Wijanarko, A., & Rahmianna, A. A. (2019). Labile fraction changes of soil organic matter along the gradients of altitude in drylands with dry climate.
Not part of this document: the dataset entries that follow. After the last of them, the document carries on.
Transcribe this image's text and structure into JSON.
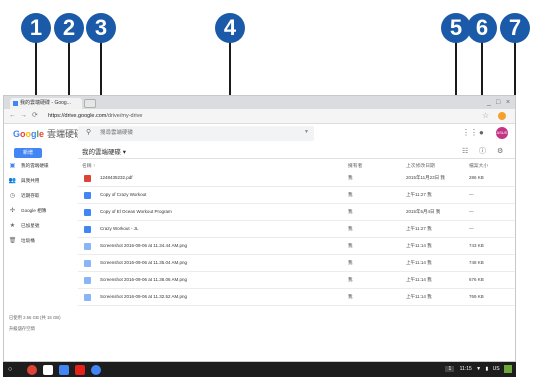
{
  "callouts": [
    "1",
    "2",
    "3",
    "4",
    "5",
    "6",
    "7"
  ],
  "browser": {
    "tab_title": "我的雲端硬碟 - Goog...",
    "url_host": "https://drive.google.com",
    "url_path": "/drive/my-drive",
    "window_controls": [
      "_",
      "□",
      "×"
    ]
  },
  "drive": {
    "logo_letters": [
      "G",
      "o",
      "o",
      "g",
      "l",
      "e"
    ],
    "logo_colors": [
      "#4285f4",
      "#ea4335",
      "#fbbc05",
      "#4285f4",
      "#34a853",
      "#ea4335"
    ],
    "product": "雲端硬碟",
    "search_placeholder": "搜尋雲端硬碟",
    "new_button": "新增",
    "breadcrumb": "我的雲端硬碟 ▾",
    "avatar_text": "ASUS"
  },
  "sidebar": {
    "items": [
      {
        "label": "我的雲端硬碟",
        "icon": "drive-icon"
      },
      {
        "label": "與我共用",
        "icon": "shared-icon"
      },
      {
        "label": "近期存取",
        "icon": "clock-icon"
      },
      {
        "label": "Google 相簿",
        "icon": "photos-icon"
      },
      {
        "label": "已加星號",
        "icon": "star-icon"
      },
      {
        "label": "垃圾桶",
        "icon": "trash-icon"
      }
    ],
    "quota": "已使用 2.56 GB (共 15 GB)",
    "upgrade": "升級儲存空間"
  },
  "table": {
    "headers": {
      "name": "名稱 ↑",
      "owner": "擁有者",
      "modified": "上次修改日期",
      "size": "檔案大小"
    },
    "rows": [
      {
        "name": "1248435232.pdf",
        "type": "pdf",
        "owner": "我",
        "modified": "2015年11月23日 我",
        "size": "286 KB"
      },
      {
        "name": "Copy of Crazy Workout",
        "type": "doc",
        "owner": "我",
        "modified": "上午11:27 我",
        "size": "—"
      },
      {
        "name": "Copy of El Ocean Workout Program",
        "type": "doc",
        "owner": "我",
        "modified": "2015年5月4日 我",
        "size": "—"
      },
      {
        "name": "Crazy Workout - JL",
        "type": "doc",
        "owner": "我",
        "modified": "上午11:27 我",
        "size": "—"
      },
      {
        "name": "Screenshot 2016-09-06 at 11.34.44 AM.png",
        "type": "img",
        "owner": "我",
        "modified": "上午11:14 我",
        "size": "743 KB"
      },
      {
        "name": "Screenshot 2016-09-06 at 11.35.04 AM.png",
        "type": "img",
        "owner": "我",
        "modified": "上午11:14 我",
        "size": "748 KB"
      },
      {
        "name": "Screenshot 2016-09-06 at 11.36.06 AM.png",
        "type": "img",
        "owner": "我",
        "modified": "上午11:14 我",
        "size": "676 KB"
      },
      {
        "name": "Screenshot 2016-09-06 at 11.32.52 AM.png",
        "type": "img",
        "owner": "我",
        "modified": "上午11:14 我",
        "size": "769 KB"
      }
    ]
  },
  "taskbar": {
    "tray_count": "1",
    "time": "11:15",
    "locale": "US"
  },
  "colors": {
    "accent": "#4285f4",
    "callout": "#1a5aa8",
    "pdf": "#db4437",
    "doc": "#4285f4",
    "img": "#8ab4f8"
  }
}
Journal of Degraded and Mining Lands Management, 6(3), 1755–1762.



Research Article